Truce in Kashmir, but for how long?

It's not often that India and Pakistan agree on something. When they do, it becomes cause for congratulatory phone calls from Secretary of State Colin L. Powell to the foreign ministers of both countries.

Technology Without Borders

The 40,000 IIT graduates in the U.S. have helped change perceptions of India as geo-economics changes our lives. One of the goals of the alumni of the Indian Institutes of Technology is to turn their alma mater into a household name in the United States, like Harvard, MIT and Stanford.

Officials hoard tents vital to survivors

Tents and relief supplies donated by international charities for survivors of a deadly earthquake in Pakistan-administered Kashmir are being hoarded by local officials, said human rights groups and volunteers working in the stricken region. The charges come with the onset of the freezing Himalayan winter, when shelter can mean the difference between life and death for hundreds of thousands of families left homeless.

Let Hamas take part in election, Israeli urges

Israel should not prevent the Islamic militant group Hamas from participating in Palestinian elections in January, but it must insist that the group disarm before doing so, says the deputy mayor of Tel Aviv-Yafo.

India accord seen tough sell on Hill

The Bush administration will have a tough time convincing skeptical members of Congress that its July 18 decision to undertake civilian nuclear cooperation with India will not undermine the U.S. commitment to nonproliferation.

Pro Cricket: Yanks on the Pitch

On a recent Sunday afternoon, two teams of men smartly attired in cricketing gear prepared for a face-off at a minor league baseball field in a suburb of Washington, D.C. Three hours later, with the match satisfactorily over, the cheery group was packing its bags and heading home.

Desi Infotainment for the Diaspora

More TV programs for people of South Asian heritage are being produced in America by journalists and entrepreneurs with roots in the subcontinent.

Nuclear battle lines drawn

WASHINGTON - The ink had barely dried on a document laying out ambitious civil nuclear cooperation between the United States and India when Washington's entrenched non-proliferation lobby raised its head.

Singh reassures Congress on nukes

Indian Prime Minister Manmohan Singh yesterday assured members of Congress that India's track record in nuclear nonproliferation is "impeccable." In an address to a joint session of Congress, Mr. Singh said India was a responsible nuclear power that is "fully conscious of the immense responsibilities that come with the possession of advanced technologies, both civilian and strategic."

Bush refuses to support bid for Security Council

President Bush yesterday acknowledged India as a responsible state with advanced nuclear technology but declined to endorse its bid for a permanent seat on the U.N. Security Council.
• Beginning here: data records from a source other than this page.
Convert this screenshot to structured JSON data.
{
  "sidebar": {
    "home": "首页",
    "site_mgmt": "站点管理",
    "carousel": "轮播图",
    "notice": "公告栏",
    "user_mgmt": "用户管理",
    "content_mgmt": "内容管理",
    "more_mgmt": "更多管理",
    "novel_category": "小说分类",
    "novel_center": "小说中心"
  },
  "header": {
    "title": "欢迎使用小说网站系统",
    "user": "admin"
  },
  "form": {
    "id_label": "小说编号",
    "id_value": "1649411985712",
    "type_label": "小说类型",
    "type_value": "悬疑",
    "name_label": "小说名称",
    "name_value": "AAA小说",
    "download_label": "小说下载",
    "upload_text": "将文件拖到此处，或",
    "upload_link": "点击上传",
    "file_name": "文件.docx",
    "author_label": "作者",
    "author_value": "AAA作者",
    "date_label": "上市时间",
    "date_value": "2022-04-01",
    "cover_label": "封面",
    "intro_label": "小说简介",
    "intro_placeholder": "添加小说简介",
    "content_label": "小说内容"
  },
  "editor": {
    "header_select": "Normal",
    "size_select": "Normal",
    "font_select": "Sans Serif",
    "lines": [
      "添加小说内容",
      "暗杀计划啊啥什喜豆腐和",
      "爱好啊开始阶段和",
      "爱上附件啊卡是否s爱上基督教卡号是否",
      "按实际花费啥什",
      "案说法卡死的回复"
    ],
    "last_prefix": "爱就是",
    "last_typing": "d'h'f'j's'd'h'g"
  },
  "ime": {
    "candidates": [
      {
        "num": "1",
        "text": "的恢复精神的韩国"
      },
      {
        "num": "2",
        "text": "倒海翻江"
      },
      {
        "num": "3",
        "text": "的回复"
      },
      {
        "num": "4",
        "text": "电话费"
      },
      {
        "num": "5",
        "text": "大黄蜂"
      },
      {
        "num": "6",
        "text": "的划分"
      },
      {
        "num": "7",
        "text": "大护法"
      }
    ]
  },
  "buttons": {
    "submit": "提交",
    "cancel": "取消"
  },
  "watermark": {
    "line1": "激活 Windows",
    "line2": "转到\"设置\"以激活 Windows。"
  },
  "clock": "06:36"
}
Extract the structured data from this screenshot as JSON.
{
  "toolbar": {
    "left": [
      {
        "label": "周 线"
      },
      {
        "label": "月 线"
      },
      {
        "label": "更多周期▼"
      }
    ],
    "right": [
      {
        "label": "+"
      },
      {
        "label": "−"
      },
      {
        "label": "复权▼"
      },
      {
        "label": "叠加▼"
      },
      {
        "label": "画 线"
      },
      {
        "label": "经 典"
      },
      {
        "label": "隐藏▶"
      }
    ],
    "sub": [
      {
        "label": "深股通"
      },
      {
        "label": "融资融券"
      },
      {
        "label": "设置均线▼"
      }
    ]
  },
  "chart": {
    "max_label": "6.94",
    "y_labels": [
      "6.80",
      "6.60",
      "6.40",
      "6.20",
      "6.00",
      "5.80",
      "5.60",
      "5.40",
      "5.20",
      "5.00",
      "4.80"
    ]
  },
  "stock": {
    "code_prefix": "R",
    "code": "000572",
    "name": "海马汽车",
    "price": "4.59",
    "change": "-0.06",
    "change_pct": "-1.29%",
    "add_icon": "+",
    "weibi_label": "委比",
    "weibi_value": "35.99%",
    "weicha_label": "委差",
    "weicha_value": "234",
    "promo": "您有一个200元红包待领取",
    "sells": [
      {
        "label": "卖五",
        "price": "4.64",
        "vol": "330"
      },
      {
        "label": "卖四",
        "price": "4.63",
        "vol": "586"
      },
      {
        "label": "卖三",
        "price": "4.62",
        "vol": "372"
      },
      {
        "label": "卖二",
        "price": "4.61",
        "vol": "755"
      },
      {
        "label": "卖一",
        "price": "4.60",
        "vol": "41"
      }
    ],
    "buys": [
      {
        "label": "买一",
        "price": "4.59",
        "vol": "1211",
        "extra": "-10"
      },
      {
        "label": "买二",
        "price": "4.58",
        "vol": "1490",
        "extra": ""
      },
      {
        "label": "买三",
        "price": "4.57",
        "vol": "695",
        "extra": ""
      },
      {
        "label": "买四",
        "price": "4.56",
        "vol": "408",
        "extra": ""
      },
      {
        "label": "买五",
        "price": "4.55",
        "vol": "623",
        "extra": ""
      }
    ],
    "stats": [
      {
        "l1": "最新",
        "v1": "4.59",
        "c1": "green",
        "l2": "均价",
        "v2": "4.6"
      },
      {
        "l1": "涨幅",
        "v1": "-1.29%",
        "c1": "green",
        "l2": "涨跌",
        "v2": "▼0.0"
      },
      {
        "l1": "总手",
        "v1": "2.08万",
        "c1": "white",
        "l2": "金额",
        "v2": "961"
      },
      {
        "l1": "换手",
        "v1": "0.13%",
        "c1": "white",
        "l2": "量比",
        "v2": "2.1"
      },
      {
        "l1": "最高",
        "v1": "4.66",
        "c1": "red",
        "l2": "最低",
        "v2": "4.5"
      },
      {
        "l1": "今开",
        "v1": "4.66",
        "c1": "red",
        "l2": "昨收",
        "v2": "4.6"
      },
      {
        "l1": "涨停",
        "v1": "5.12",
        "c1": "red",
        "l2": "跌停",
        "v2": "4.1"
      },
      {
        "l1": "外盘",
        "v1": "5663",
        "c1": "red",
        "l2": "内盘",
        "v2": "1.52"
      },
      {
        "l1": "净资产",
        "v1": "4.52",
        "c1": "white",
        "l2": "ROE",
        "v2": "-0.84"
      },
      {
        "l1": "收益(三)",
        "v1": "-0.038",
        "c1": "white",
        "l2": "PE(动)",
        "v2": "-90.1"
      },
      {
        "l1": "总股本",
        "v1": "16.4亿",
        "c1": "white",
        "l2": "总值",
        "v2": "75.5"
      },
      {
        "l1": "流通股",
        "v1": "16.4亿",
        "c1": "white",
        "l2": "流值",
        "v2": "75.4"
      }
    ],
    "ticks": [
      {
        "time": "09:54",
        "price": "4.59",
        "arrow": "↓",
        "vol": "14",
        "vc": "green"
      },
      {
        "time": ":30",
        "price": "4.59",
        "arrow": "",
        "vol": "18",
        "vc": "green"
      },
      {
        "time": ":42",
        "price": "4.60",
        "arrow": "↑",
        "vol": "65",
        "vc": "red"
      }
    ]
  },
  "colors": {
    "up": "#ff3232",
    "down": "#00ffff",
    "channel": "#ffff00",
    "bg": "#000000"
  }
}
After a meeting with Indian Prime Minister Manmohan Singh at the White House, Mr. Bush said he supports civil nuclear energy cooperation with India as it realizes its goals of promoting nuclear power and achieving energy security.

Malling of America

The opening of the Southdale Center in the Minneapolis suburb of Edina, Minnesota, in October 1956 heralded what author William S. Kowinski later described as the “malling of America.” It was certainly not the first shopping center in the United States, but this one was different.

Rebels' ties to charities cause concerns

Links between charities and the Liberation Tigers of Tamil Eelam, designated as a foreign terrorist organization by the State Department, have raised concerns in Western governments that the Sri Lankan rebel group is using aid meant for victims of the tsunami to buy weapons and replenish its depleted ranks with child soldiers.